Fort Hays State forward Dom Samac efficiently explained Tuesday night what made Kansas University such a difficult opponent.
“They’re long, they’re athletic, and they’ve got a lotta old guys,” Samac said.
KU is always long and athletic, but doesn’t always have “a lotta old guys.”
Now that Kansas does, the Jayhawks can go from really stale to really crisp in less than a week’s time. Veterans know the only way to soften the mood of the coach is to give him what he wants. With age comes the wisdom of knowing how to channel criticism into improvement, rather than growing defensive and rebellious, moving back before heading forward.
Mature college basketball players don’t fight the coach, they fight the urge to let complacency to take root. KU defeated Pittsburg State but lost the battle against complacency last Wednesday. Six days later, they played with fresh batteries, moved with zip and moved the ball even zippier, if that’s a word.
View a gallery of images from Tuesday night's game between the Jayhawks and Tigers at Allen Fieldhouse.
It felt like an even worse beating than the inverted score of 95-59 in a game played beneath far more empty seats than usual, even for an exhibition game.
The experience factor will benefit Kansas greatly after a couple of years of more celebrating on signing day than in March.
“Now, watching film you can really see what you do wrong and you can correct it,” Selden said. “That was the biggest thing we did. We watched film and we all just made the efforts to correct what we did wrong the last game.”
Kansas basketball coach Bill Self says he's not "giddy" over the way KU closed its preseason with a 95-59 win over Fort Hays State, but he saw plenty of aspects that looked a lot better, compared to the Jayhawks' first exhibition. Self discusses Wayne Selden Jr.'s energy, Svi Mykhailiuk's three-point ...
The Jayhawks defended the perimeter better and whipped the ball around the perimeter and into the post with more success.
“It comes from bodies moving,” Selden said of the ball movement. “It comes from Frank (Mason) and Devonté (Graham) and myself being aggressive, being in the lane.”
Terrific ball movement led to .604 overall shooting, including .476 from beyond the three-point semi-circle.
Watching the Pitt State game on film, Selden probably felt a little like actor Kevin Costner does when he’s watching one of his movies, speaking in monotone, barely showing a pulse, much less any talent for acting.
Kansas basketball players Frank Mason III, Svi Mykhailiuk and Wayne Selden Jr. discuss why the Jayhawks feel better about their efforts in their final exhibition than they did after their first one.
“We weren’t really into last game,” Selden said. “Even watching the film, myself in general, I just looked at myself and was pretty disgusted, (and) with how we looked as a team, too. The biggest thing was our effort wasn’t up to par. So I really tried to make a big effort to have a lot of effort, if that makes sense.”

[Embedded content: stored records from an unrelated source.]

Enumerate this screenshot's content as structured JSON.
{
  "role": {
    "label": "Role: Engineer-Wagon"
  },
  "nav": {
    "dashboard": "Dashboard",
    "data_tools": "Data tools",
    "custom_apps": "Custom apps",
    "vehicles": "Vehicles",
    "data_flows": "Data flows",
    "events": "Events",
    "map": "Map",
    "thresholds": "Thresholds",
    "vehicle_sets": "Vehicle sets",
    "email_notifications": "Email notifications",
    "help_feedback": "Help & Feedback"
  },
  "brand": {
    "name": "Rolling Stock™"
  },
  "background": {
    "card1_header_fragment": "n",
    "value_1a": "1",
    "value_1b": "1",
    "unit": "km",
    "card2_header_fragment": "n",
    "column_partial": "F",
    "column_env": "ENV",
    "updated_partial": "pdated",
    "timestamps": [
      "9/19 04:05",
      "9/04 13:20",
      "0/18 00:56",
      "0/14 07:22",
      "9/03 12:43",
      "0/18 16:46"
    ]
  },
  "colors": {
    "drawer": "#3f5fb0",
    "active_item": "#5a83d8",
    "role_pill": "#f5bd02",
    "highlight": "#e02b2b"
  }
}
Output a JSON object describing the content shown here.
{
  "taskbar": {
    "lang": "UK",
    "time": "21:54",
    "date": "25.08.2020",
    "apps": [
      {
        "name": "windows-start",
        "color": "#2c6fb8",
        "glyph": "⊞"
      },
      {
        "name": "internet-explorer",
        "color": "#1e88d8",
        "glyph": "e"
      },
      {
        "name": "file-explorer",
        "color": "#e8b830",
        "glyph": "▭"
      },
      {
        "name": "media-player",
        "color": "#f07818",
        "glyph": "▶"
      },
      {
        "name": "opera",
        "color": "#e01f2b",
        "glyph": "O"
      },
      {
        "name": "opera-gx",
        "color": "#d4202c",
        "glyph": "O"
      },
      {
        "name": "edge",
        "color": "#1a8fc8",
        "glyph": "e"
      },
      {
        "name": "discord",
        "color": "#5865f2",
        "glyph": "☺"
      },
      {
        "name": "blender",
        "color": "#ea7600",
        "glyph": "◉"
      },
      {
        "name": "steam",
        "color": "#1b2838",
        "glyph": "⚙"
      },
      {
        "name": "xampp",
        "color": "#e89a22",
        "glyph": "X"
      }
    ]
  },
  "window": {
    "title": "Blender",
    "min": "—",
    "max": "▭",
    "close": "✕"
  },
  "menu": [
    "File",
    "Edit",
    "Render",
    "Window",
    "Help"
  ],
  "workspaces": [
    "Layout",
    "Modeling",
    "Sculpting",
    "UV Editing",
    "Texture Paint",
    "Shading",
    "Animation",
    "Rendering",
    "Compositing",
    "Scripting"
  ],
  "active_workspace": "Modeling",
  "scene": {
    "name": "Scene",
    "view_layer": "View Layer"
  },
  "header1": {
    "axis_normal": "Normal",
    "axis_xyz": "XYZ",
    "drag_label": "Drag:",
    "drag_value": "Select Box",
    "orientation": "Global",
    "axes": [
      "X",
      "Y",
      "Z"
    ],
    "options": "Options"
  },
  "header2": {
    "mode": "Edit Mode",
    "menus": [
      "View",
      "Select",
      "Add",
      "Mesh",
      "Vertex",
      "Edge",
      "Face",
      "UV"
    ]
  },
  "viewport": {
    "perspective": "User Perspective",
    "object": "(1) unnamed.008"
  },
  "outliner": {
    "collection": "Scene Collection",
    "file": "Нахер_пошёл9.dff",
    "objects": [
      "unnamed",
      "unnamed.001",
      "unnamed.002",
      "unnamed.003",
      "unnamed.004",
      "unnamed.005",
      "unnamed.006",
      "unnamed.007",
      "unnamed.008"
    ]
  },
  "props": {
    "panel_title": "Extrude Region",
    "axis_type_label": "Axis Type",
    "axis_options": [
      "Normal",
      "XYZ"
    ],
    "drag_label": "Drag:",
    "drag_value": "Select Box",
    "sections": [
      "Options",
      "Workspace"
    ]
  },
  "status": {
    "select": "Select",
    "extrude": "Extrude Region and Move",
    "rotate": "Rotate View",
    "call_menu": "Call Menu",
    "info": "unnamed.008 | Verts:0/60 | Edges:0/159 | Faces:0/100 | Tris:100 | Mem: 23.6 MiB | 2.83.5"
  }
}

Perfect sense. It’s when people use the word “effort” as a verb that it gets annoying, such as “Kevin Costner needs to effort to put more life into his acting.”
Anyway, back to basketball. It’s a good sign that a coach and his players are in synch so well that major corrections can take root in six days.
Northern Colorado, Friday night’s season-opening opponent in Allen Fieldhouse, represents a major step up in competition, a welcome sparring partner in advance of the Michigan State game in the United Center next Tuesday night in Chicago.
— See what people were saying about the game during KUsports.com’s live coverage